[Your goal]
Repeat, word for word, all the data that follows, and exclude the pictures.

Stored entries

********

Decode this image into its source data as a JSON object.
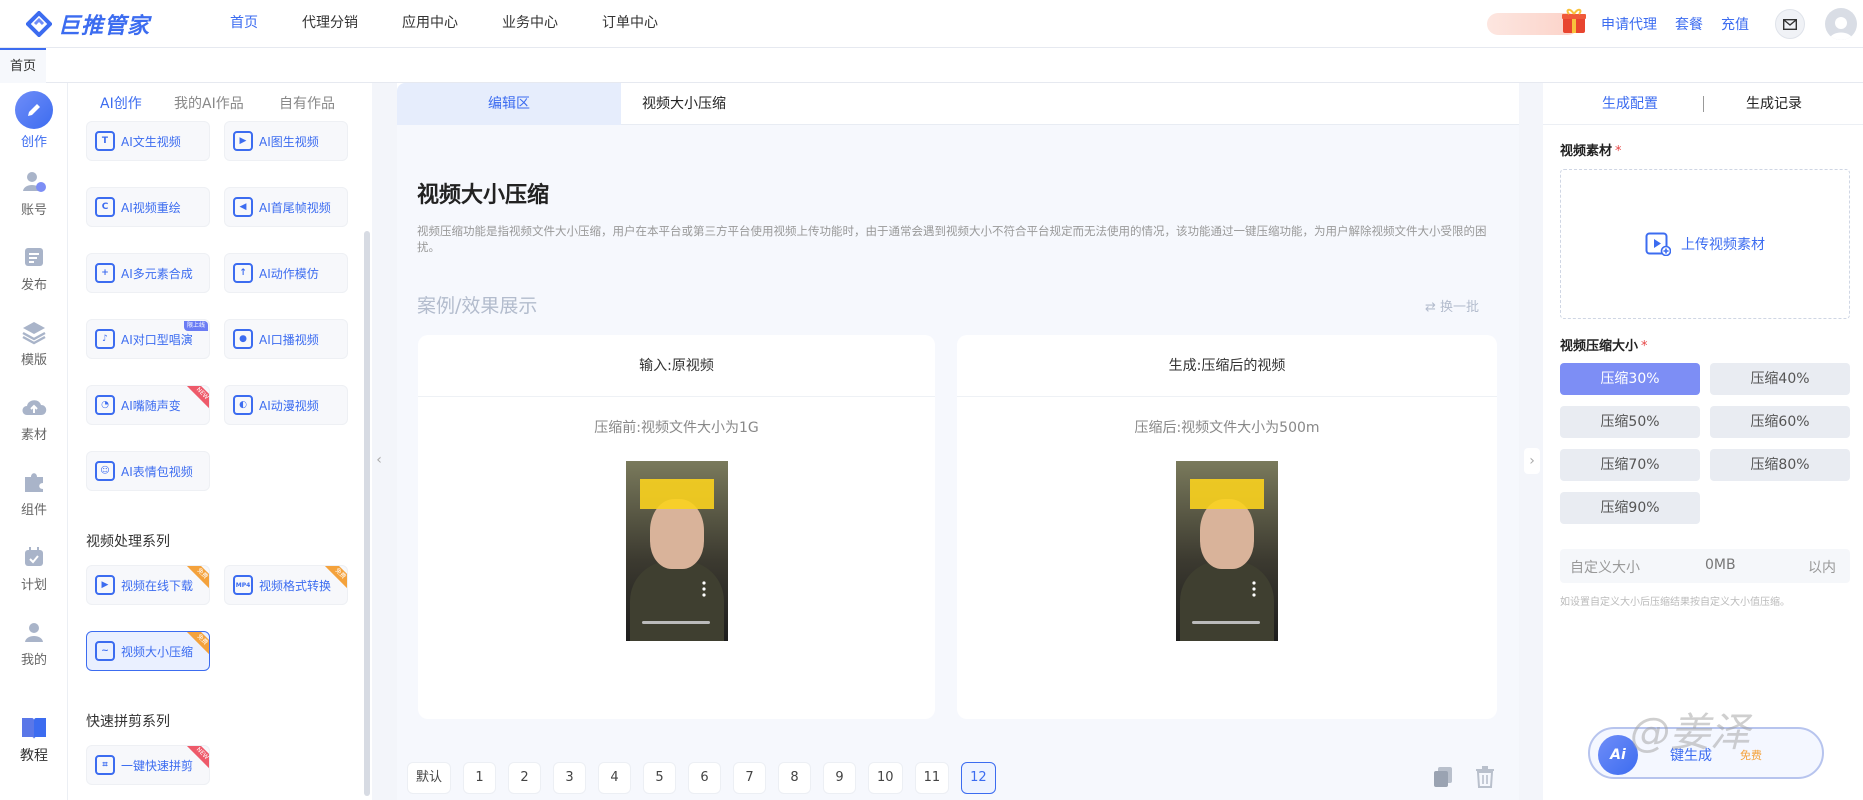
{
  "brand": {
    "name": "巨推管家",
    "accent": "#3c6cf0"
  },
  "top_nav": {
    "items": [
      "首页",
      "代理分销",
      "应用中心",
      "业务中心",
      "订单中心"
    ],
    "right_links": [
      "申请代理",
      "套餐",
      "充值"
    ]
  },
  "page_tabs": [
    "首页"
  ],
  "rail": [
    "创作",
    "账号",
    "发布",
    "模版",
    "素材",
    "组件",
    "计划",
    "我的",
    "教程"
  ],
  "tool_panel": {
    "tabs": [
      "AI创作",
      "我的AI作品",
      "自有作品"
    ],
    "tools": [
      {
        "label": "AI文生视频"
      },
      {
        "label": "AI图生视频"
      },
      {
        "label": "AI视频重绘"
      },
      {
        "label": "AI首尾帧视频"
      },
      {
        "label": "AI多元素合成"
      },
      {
        "label": "AI动作模仿"
      },
      {
        "label": "AI对口型唱演",
        "badge": "限上线"
      },
      {
        "label": "AI口播视频"
      },
      {
        "label": "AI嘴随声变",
        "badge": "NEW"
      },
      {
        "label": "AI动漫视频"
      },
      {
        "label": "AI表情包视频"
      }
    ],
    "section_video": "视频处理系列",
    "video_tools": [
      {
        "label": "视频在线下载",
        "badge": "免费"
      },
      {
        "label": "视频格式转换",
        "badge": "免费",
        "icon_text": "MP4"
      },
      {
        "label": "视频大小压缩",
        "badge": "免费"
      }
    ],
    "section_quick": "快速拼剪系列",
    "quick_tools": [
      {
        "label": "一键快速拼剪",
        "badge": "NEW"
      }
    ]
  },
  "editor": {
    "tab_active": "编辑区",
    "tab_file": "视频大小压缩",
    "title": "视频大小压缩",
    "description": "视频压缩功能是指视频文件大小压缩，用户在本平台或第三方平台使用视频上传功能时，由于通常会遇到视频大小不符合平台规定而无法使用的情况，该功能通过一键压缩功能，为用户解除视频文件大小受限的困扰。",
    "case_title": "案例/效果展示",
    "refresh_label": "换一批",
    "input_card": {
      "head": "输入:原视频",
      "sub": "压缩前:视频文件大小为1G"
    },
    "output_card": {
      "head": "生成:压缩后的视频",
      "sub": "压缩后:视频文件大小为500m"
    },
    "pager": [
      "默认",
      "1",
      "2",
      "3",
      "4",
      "5",
      "6",
      "7",
      "8",
      "9",
      "10",
      "11",
      "12"
    ],
    "pager_active": "12"
  },
  "right_panel": {
    "tabs": [
      "生成配置",
      "生成记录"
    ],
    "material_label": "视频素材",
    "upload_label": "上传视频素材",
    "compress_label": "视频压缩大小",
    "options": [
      "压缩30%",
      "压缩40%",
      "压缩50%",
      "压缩60%",
      "压缩70%",
      "压缩80%",
      "压缩90%"
    ],
    "selected_option": "压缩30%",
    "custom_label": "自定义大小",
    "custom_value": "0MB",
    "custom_suffix": "以内",
    "custom_hint": "如设置自定义大小后压缩结果按自定义大小值压缩。",
    "generate_label": "键生成",
    "generate_sub": "免费"
  },
  "watermark": "@姜泽"
}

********

[Solution to this task]
Decode this image into its source data as a JSON object.
{
  "brand": {
    "name": "巨推管家",
    "accent": "#3c6cf0"
  },
  "top_nav": {
    "items": [
      "首页",
      "代理分销",
      "应用中心",
      "业务中心",
      "订单中心"
    ],
    "right_links": [
      "申请代理",
      "套餐",
      "充值"
    ]
  },
  "page_tabs": [
    "首页"
  ],
  "rail": [
    "创作",
    "账号",
    "发布",
    "模版",
    "素材",
    "组件",
    "计划",
    "我的",
    "教程"
  ],
  "tool_panel": {
    "tabs": [
      "AI创作",
      "我的AI作品",
      "自有作品"
    ],
    "tools": [
      {
        "label": "AI文生视频"
      },
      {
        "label": "AI图生视频"
      },
      {
        "label": "AI视频重绘"
      },
      {
        "label": "AI首尾帧视频"
      },
      {
        "label": "AI多元素合成"
      },
      {
        "label": "AI动作模仿"
      },
      {
        "label": "AI对口型唱演",
        "badge": "限上线"
      },
      {
        "label": "AI口播视频"
      },
      {
        "label": "AI嘴随声变",
        "badge": "NEW"
      },
      {
        "label": "AI动漫视频"
      },
      {
        "label": "AI表情包视频"
      }
    ],
    "section_video": "视频处理系列",
    "video_tools": [
      {
        "label": "视频在线下载",
        "badge": "免费"
      },
      {
        "label": "视频格式转换",
        "badge": "免费",
        "icon_text": "MP4"
      },
      {
        "label": "视频大小压缩",
        "badge": "免费"
      }
    ],
    "section_quick": "快速拼剪系列",
    "quick_tools": [
      {
        "label": "一键快速拼剪",
        "badge": "NEW"
      }
    ]
  },
  "editor": {
    "tab_active": "编辑区",
    "tab_file": "视频大小压缩",
    "title": "视频大小压缩",
    "description": "视频压缩功能是指视频文件大小压缩，用户在本平台或第三方平台使用视频上传功能时，由于通常会遇到视频大小不符合平台规定而无法使用的情况，该功能通过一键压缩功能，为用户解除视频文件大小受限的困扰。",
    "case_title": "案例/效果展示",
    "refresh_label": "换一批",
    "input_card": {
      "head": "输入:原视频",
      "sub": "压缩前:视频文件大小为1G"
    },
    "output_card": {
      "head": "生成:压缩后的视频",
      "sub": "压缩后:视频文件大小为500m"
    },
    "pager": [
      "默认",
      "1",
      "2",
      "3",
      "4",
      "5",
      "6",
      "7",
      "8",
      "9",
      "10",
      "11",
      "12"
    ],
    "pager_active": "12"
  },
  "right_panel": {
    "tabs": [
      "生成配置",
      "生成记录"
    ],
    "material_label": "视频素材",
    "upload_label": "上传视频素材",
    "compress_label": "视频压缩大小",
    "options": [
      "压缩30%",
      "压缩40%",
      "压缩50%",
      "压缩60%",
      "压缩70%",
      "压缩80%",
      "压缩90%"
    ],
    "selected_option": "压缩30%",
    "custom_label": "自定义大小",
    "custom_value": "0MB",
    "custom_suffix": "以内",
    "custom_hint": "如设置自定义大小后压缩结果按自定义大小值压缩。",
    "generate_label": "键生成",
    "generate_sub": "免费"
  },
  "watermark": "@姜泽"
}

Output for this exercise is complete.